But the Victorian-style greenhouse may not live to see 101 — at least not in its current form, Seattle parks officials said Friday.

The city has hired a consultant to explore how to reduce costs or raise revenues, officials said. If he cannot come up with a way to make the conservatory economically sustainable, it could be closed as early as January 2013.

The greenhouse costs about $450,000 a year to operate and brings in about $25,000 in revenue, Seattle Parks and Recreation spokeswoman Dewey Potter said. It also needs about $3.5 million in repairs, she added.

“It has been on the list (of potential budget cuts) for a couple of years just because it’s so expensive to maintain and it doesn’t bring in much revenue,” Potter said. “But we would hate that because it’s a gem of a building, and it’s a beautiful, beautiful place.”

The fate of that place rests partially on the city’s budget picture. The city is projecting a shortfall of $40 million for 2013, Seattle Budget Director Beth Goldberg said. The parks department has seen $12 million sliced out of its budget over the past two years, Potter said.

The fate also rests on the shoulders of Rick Daley, an Arizona-based expert in botanical gardens, whom the city has hired for $35,000. Daley is charged with coming up with a new business model for the conservatory. Currently, entry to the conservatory is free, but donations are suggested.

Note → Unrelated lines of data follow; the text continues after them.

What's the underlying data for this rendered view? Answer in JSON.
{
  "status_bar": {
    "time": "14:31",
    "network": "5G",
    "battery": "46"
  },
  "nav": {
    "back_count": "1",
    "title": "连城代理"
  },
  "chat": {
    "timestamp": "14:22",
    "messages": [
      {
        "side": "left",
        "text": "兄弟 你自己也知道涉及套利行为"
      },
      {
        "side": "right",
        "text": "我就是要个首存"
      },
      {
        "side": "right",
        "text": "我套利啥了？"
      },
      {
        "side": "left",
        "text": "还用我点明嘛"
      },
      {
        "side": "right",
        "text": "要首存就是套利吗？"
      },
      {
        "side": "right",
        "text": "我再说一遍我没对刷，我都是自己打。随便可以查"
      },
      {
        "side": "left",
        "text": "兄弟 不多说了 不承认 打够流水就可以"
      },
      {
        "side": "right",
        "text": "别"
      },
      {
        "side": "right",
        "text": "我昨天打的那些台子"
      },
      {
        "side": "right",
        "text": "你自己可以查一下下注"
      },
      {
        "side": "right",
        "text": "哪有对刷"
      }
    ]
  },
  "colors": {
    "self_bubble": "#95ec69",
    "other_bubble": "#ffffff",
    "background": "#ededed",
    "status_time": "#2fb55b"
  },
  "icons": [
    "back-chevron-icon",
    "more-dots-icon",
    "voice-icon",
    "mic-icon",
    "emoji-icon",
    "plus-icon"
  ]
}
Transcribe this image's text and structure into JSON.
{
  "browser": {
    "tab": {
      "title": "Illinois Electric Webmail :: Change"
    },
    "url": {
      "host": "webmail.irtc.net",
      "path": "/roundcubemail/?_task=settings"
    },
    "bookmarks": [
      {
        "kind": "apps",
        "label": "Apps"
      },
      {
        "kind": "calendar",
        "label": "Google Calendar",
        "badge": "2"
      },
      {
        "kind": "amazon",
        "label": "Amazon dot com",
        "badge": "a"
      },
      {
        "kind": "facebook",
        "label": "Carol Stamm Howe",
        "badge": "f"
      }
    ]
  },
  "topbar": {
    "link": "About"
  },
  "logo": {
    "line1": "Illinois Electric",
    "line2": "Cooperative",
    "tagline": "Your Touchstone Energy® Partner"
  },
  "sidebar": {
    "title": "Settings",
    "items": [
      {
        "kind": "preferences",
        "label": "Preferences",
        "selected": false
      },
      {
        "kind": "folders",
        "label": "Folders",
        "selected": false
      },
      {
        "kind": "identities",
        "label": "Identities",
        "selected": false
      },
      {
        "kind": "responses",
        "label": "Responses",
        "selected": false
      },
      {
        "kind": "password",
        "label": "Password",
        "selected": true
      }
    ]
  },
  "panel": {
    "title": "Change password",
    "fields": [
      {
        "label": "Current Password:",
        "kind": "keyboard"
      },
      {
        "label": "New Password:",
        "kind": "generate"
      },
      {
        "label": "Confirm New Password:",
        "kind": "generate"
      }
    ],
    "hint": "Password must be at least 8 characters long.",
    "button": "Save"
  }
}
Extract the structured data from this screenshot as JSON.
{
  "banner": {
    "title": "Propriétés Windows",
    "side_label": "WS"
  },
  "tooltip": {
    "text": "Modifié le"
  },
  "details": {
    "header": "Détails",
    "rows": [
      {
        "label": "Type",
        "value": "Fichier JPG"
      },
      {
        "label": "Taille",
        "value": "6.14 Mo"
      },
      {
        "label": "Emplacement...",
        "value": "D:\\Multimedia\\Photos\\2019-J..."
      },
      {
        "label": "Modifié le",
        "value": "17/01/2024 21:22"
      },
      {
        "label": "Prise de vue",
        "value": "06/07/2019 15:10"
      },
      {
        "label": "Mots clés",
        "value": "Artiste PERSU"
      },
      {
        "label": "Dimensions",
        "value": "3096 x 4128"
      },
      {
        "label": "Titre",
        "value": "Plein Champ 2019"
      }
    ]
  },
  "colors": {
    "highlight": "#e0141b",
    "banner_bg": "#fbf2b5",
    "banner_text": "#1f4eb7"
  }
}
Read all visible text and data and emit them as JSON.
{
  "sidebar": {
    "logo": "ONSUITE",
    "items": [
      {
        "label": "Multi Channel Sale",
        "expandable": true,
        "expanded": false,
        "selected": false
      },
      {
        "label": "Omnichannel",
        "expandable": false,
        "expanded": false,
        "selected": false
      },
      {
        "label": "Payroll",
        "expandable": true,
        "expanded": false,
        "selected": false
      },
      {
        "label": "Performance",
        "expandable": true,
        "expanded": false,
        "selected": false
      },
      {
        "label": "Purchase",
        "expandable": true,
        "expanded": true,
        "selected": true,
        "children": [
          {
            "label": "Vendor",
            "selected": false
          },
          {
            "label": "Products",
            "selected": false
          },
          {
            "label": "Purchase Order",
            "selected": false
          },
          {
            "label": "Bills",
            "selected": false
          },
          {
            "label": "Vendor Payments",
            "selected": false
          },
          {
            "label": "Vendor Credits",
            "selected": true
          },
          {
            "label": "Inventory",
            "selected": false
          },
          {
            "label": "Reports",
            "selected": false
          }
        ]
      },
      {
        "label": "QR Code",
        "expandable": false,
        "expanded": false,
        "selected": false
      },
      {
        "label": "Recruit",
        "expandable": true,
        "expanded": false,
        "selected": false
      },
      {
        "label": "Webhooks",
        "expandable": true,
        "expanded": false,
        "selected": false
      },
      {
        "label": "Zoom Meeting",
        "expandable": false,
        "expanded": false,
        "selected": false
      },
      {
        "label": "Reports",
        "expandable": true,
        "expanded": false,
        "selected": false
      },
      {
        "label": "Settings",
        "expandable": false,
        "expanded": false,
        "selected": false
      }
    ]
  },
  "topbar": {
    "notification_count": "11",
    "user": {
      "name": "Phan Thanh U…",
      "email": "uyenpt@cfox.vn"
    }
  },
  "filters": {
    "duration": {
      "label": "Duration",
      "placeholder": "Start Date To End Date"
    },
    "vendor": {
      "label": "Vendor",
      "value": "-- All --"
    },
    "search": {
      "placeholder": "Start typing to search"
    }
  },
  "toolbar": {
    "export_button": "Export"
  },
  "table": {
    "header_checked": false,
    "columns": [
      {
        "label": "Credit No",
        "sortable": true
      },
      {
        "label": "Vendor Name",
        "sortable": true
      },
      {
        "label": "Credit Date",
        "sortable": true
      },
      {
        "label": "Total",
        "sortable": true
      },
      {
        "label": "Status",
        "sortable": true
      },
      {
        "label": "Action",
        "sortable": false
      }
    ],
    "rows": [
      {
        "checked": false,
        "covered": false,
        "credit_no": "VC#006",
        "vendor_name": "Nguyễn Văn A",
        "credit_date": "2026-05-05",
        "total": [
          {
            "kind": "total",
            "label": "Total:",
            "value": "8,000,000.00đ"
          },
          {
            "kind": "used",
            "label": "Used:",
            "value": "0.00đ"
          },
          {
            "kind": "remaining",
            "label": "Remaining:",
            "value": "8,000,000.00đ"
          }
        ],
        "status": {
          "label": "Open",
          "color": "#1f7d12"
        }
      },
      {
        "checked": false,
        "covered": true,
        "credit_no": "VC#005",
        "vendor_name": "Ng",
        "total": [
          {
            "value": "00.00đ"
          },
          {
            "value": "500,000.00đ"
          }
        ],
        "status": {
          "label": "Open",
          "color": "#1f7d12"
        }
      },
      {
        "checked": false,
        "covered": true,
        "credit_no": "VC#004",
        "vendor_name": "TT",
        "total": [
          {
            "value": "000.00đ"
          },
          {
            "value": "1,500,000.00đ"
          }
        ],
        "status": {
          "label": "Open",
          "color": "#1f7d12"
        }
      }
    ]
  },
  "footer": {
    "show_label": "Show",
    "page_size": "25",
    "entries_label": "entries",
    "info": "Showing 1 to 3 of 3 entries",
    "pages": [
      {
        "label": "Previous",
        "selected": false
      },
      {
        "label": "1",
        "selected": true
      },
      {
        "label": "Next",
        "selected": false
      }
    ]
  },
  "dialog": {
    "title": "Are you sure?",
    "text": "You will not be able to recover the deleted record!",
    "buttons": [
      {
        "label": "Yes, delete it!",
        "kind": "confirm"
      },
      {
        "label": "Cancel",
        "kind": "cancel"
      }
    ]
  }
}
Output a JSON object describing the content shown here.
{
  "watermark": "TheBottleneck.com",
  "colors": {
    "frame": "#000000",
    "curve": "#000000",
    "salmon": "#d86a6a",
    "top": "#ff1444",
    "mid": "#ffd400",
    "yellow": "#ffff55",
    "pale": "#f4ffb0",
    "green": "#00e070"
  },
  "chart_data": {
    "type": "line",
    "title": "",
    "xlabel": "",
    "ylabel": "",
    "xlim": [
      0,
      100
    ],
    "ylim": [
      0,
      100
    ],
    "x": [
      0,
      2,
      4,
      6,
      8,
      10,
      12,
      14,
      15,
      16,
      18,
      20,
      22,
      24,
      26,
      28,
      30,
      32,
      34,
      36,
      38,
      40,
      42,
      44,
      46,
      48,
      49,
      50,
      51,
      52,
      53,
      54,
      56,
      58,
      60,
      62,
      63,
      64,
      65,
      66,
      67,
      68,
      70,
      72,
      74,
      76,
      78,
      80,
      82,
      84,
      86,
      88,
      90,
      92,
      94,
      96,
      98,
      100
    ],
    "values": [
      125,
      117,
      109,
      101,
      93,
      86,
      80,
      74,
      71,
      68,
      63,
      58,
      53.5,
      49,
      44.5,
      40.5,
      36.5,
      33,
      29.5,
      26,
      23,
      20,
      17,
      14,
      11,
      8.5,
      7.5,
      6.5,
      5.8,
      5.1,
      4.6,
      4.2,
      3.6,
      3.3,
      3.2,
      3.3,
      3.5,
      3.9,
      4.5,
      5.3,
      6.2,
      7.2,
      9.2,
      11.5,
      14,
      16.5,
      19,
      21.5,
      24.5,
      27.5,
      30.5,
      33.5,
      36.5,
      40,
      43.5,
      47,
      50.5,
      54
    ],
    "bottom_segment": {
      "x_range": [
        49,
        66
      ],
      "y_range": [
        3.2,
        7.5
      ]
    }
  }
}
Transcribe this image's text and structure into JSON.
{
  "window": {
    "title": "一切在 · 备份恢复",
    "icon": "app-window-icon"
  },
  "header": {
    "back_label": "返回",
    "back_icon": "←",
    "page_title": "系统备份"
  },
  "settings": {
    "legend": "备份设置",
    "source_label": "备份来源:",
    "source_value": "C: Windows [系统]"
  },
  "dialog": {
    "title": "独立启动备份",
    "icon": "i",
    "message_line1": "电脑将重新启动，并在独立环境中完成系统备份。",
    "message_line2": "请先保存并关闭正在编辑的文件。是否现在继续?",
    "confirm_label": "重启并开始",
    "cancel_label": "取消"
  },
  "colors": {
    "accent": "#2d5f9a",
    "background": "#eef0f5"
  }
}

Among the options under consideration for keeping the greenhouse open are partnering with a nonprofit and charging visitors to enter the conservatory, Potter said.

It’s a critical moment for the conservatory, said David Helgeson, senior gardener there for 23 years.

More than 90,000 people visit it every year to take in its large and rare orchid collection along with cactuses, plants such as a Venus fly trap that have adapted to attract and consume insects, and the one-of-a-kind Amorphophallus titanium, aka “corpse flower,” which Helgeson affectionately referred to as a “big stinky plant.” In all, it’s one of the largest publicly held collections of plants on the West Coast, he said.

If a more sustainable model cannot be found, those plants could be shipped out, and the greenhouse could be mothballed, Potter said.

Helgeson doesn’t want to think about what that would be like.

“If we were to lose it — it’s irreplaceable,” he said. “It would be an unfathomable loss if that were to happen.”

Brian M. Rosenthal: 206-464-3195 or On Twitter @brianmrosenthal.